→ **What the exercise asks**: Sort through the entries below and pull out lines containing the word "JSON".
Records shown section start
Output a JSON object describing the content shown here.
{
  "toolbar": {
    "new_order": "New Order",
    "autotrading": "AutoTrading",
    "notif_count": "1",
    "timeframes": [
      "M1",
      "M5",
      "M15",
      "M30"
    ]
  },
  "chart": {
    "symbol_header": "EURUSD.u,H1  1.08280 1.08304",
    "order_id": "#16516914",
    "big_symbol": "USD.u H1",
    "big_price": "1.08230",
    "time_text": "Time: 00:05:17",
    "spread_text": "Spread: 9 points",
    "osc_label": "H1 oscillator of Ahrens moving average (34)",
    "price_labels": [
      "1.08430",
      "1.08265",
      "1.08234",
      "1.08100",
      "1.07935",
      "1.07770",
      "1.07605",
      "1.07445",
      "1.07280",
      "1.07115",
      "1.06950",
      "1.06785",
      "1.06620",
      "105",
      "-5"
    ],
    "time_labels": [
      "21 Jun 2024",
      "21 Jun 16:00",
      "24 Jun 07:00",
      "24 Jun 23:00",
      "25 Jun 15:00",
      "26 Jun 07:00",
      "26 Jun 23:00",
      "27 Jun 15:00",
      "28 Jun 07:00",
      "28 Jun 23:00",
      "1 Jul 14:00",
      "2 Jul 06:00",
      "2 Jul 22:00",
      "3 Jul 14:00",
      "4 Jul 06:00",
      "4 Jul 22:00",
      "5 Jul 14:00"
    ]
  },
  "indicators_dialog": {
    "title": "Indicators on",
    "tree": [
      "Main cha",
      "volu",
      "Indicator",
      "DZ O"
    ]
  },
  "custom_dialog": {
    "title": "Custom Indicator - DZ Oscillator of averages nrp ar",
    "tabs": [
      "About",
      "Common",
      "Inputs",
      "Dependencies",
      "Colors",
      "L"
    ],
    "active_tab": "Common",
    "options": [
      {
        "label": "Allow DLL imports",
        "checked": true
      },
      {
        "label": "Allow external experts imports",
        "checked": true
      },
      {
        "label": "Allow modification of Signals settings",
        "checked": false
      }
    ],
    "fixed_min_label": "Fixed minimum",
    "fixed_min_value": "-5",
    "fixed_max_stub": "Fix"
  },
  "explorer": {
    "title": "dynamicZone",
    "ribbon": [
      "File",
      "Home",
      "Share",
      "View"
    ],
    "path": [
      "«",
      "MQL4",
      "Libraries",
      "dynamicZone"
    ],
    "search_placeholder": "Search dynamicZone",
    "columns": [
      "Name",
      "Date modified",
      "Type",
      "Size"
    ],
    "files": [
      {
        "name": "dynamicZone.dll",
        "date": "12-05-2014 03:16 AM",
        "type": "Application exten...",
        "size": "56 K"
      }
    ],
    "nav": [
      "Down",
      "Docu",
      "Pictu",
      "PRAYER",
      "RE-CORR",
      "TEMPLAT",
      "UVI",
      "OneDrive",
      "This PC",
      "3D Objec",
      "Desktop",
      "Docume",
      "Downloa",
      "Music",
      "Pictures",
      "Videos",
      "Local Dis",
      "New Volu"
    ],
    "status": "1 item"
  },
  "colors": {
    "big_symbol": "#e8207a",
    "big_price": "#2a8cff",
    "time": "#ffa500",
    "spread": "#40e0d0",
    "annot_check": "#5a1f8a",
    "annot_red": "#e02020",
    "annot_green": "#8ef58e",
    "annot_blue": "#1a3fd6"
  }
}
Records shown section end
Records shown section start
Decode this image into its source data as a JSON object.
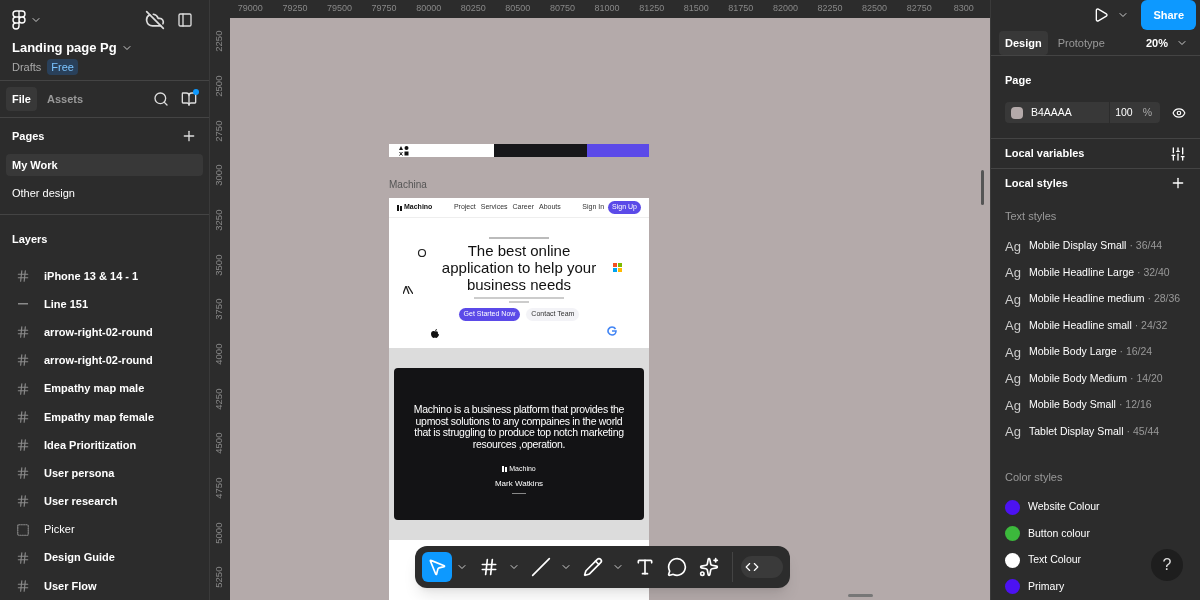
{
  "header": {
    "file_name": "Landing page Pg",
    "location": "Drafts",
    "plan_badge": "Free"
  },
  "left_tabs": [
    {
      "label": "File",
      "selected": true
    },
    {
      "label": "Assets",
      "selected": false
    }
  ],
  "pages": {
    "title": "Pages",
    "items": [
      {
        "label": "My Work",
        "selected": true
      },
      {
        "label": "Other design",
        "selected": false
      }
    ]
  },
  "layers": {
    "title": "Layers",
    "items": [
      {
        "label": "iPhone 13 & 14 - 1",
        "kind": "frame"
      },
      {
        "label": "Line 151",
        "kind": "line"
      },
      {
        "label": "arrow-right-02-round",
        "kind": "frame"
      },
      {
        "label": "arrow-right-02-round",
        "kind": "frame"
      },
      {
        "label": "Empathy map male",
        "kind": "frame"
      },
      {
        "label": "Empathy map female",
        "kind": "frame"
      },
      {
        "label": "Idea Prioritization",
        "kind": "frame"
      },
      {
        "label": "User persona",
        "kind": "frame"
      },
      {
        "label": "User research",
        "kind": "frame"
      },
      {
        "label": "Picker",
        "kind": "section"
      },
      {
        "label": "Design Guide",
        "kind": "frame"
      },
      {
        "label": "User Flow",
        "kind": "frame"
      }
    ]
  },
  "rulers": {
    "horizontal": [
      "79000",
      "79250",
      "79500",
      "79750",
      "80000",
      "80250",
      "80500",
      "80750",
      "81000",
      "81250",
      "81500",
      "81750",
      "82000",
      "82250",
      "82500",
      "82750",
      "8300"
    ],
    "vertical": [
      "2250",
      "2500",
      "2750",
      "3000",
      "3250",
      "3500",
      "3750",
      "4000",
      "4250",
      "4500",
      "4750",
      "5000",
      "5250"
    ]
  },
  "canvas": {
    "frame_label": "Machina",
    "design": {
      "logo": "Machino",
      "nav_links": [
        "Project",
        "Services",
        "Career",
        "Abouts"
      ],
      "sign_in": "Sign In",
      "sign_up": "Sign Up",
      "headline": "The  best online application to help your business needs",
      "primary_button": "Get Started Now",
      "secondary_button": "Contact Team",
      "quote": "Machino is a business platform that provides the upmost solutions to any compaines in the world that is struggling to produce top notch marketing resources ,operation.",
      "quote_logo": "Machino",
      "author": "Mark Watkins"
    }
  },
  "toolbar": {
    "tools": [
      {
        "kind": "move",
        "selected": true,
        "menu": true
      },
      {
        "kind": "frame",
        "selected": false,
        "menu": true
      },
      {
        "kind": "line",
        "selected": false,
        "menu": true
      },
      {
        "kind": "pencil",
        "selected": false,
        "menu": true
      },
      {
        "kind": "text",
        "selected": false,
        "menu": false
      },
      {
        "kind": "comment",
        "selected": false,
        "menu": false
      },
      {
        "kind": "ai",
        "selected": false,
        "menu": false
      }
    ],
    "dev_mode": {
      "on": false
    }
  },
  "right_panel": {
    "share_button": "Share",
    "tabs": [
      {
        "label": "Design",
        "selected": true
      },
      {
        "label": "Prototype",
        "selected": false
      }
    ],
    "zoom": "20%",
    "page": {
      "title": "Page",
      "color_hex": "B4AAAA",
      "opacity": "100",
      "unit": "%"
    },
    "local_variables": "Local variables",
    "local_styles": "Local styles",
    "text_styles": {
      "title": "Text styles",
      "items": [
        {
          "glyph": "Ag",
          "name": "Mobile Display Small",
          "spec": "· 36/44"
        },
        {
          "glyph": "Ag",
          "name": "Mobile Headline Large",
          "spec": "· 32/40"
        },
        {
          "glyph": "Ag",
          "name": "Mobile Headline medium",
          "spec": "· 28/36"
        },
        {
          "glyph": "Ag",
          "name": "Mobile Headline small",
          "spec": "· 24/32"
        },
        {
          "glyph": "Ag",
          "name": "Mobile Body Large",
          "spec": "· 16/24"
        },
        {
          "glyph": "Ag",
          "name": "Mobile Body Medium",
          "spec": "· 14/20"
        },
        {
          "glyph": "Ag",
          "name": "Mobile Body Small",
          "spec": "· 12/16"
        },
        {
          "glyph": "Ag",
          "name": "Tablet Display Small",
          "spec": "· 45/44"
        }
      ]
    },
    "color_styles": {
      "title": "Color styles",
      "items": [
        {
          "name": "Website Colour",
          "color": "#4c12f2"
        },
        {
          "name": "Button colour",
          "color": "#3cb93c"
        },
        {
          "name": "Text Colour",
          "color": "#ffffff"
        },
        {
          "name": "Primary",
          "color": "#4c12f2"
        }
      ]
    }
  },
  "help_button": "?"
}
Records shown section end
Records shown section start
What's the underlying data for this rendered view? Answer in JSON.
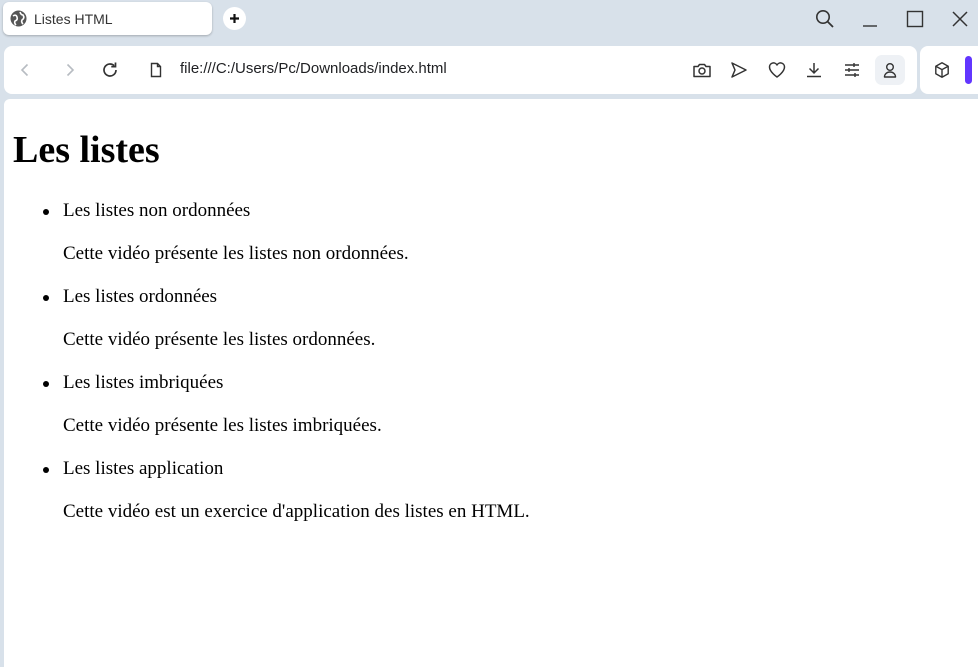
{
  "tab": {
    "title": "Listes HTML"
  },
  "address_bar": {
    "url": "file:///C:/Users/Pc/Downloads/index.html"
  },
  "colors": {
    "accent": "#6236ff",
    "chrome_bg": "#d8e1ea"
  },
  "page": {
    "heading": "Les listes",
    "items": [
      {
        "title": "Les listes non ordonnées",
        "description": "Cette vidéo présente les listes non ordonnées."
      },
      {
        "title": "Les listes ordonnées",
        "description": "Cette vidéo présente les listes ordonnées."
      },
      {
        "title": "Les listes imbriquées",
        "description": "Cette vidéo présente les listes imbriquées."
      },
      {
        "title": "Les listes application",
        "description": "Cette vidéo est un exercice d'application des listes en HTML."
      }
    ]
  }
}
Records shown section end
→ **Expected output**:
Output a JSON object describing the content shown here.
Decode this image into its source data as a JSON object.
What's the underlying data for this rendered view? Answer in JSON.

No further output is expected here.